Atchison, F. W., Capel, B. & Means, A. R. Pin1 regulates the timing of mammalian primordial germ cell proliferation. Development 130, 3579–3586 (2003).
Mohler, H. et al. Heterogeneity of GABAA-receptors: cell-specific expression, pharmacology, and regulation. Neurochem. Res. 20, 631–636 (1995).
Barlow, A. L., MacLeod, A., Noppen, S., Sanderson, J. & Guérin, C. J. Colocalization analysis in fluorescence micrographs: verification of a more accurate calculation of Pearson’s correlation coefficient. Microsc. Microanal. 16, 710–724 (2010).
Griguoli, M. et al. Nicotine blocks the hyperpolarization-activated current Ih and severely impairs the oscillatory behavior of oriens-lacunosum moleculare interneurons. J. Neurosci. 30, 10773–10783 (2010).
Traynelis, S. F., Silver, R. A. & Cull-Candy, S. G. Estimated conductance of glutamate receptor channels activated during EPSCs at the cerebellar mossy fiber-granule cell synapse. Neuron 11, 279–289 (1993).
Glykys, J. & Mody, I. The main source of ambient GABA responsible for tonic inhibition in the mouse hippocampus. J. Physiol. 582, 1163–1178 (2007).

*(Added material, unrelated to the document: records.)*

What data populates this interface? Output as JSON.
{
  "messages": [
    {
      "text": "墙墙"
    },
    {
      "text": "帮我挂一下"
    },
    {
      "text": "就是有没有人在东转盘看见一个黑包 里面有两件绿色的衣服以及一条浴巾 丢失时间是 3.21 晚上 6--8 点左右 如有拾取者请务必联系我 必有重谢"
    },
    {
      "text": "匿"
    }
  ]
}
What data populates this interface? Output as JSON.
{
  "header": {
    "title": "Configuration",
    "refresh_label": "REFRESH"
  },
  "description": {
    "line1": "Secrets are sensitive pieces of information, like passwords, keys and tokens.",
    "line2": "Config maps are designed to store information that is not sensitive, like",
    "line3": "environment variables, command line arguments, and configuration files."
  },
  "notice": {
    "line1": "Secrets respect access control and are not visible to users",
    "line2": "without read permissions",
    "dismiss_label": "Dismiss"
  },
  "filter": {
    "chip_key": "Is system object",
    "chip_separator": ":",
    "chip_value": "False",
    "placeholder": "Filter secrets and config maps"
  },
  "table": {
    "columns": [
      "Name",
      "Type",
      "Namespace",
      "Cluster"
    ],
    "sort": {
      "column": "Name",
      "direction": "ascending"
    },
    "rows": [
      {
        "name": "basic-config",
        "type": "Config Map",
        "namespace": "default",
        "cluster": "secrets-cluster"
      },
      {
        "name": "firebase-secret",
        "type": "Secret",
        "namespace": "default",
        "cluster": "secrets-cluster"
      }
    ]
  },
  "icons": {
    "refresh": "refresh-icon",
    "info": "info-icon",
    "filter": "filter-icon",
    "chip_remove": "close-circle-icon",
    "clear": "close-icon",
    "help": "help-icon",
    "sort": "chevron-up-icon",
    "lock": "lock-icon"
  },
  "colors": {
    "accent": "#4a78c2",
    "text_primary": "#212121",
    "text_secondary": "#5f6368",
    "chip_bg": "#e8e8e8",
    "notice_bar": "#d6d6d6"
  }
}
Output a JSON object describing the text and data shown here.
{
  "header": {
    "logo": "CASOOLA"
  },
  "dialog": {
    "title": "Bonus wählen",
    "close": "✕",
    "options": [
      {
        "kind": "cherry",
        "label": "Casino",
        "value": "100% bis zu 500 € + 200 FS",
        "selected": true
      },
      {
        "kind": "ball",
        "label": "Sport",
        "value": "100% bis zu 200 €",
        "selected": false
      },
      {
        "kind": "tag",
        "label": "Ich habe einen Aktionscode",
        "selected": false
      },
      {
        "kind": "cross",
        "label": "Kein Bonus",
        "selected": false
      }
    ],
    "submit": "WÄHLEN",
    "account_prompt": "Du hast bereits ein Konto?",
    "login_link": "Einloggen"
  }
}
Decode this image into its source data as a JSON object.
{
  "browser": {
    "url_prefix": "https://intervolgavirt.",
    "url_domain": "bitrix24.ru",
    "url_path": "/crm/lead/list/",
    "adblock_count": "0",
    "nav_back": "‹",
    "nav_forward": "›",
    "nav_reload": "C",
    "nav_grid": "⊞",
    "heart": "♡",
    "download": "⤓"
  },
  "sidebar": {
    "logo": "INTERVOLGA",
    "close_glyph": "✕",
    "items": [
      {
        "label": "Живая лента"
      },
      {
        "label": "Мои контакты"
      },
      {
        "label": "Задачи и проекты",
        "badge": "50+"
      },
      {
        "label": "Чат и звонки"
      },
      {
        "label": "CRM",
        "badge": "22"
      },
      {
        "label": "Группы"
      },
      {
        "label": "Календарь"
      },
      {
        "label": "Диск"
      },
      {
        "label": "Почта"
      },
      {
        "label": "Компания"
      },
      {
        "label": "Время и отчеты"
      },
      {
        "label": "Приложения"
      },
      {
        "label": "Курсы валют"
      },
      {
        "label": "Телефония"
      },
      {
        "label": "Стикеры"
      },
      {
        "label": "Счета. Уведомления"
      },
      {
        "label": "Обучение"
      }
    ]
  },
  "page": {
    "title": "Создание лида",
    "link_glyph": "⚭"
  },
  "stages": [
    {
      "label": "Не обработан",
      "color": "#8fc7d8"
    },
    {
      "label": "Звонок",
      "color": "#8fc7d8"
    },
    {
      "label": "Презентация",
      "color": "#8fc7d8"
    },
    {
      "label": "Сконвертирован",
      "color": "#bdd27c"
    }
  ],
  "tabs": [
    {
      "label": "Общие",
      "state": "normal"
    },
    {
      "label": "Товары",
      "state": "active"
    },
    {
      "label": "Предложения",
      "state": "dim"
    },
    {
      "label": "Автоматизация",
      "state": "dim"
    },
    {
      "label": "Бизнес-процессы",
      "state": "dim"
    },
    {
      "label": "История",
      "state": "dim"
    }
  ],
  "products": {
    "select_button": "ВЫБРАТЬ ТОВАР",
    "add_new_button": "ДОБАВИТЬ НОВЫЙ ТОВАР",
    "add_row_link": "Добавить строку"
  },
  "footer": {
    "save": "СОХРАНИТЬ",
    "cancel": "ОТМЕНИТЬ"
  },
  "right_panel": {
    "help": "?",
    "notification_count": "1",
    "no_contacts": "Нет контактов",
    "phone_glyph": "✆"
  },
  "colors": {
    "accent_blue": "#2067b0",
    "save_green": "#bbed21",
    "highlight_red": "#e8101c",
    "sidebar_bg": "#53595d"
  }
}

We are grateful to Dr P. Scheiffele (Biozentrum, University of Basel, Basel, Switzerland) for kindly providing us NL2HA cDNA. We thank B. Pastore for her excellent technical support with neuronal cultures. We are extremely grateful to L. Gasperini, E. Meneghetti and F. Ruggeri for their help and for critical discussion during experiments and to E. Grdina for managing the animal house facility. This work was partially supported by grants from Telethon (GGP11043), Human Brain Project (Neuroantibodies #604102) and MIUR (PRIN 2012) to E.C.
The authors declare no competing financial interests.
About this article
Cite this article
Antonelli, R., Pizzarelli, R., Pedroni, A. et al. Pin1-dependent signalling negatively affects GABAergic transmission by modulating neuroligin2/gephyrin interaction. Nat Commun 5, 5066 (2014). https://doi.org/10.1038/ncomms6066
Identification of MAGUK scaffold proteins as intracellular binding partners of synaptic adhesion protein Slitrk2
Molecular and Cellular Neuroscience (2020)
Proceedings of the National Academy of Sciences (2019)
Molecular and Cellular Neuroscience (2018)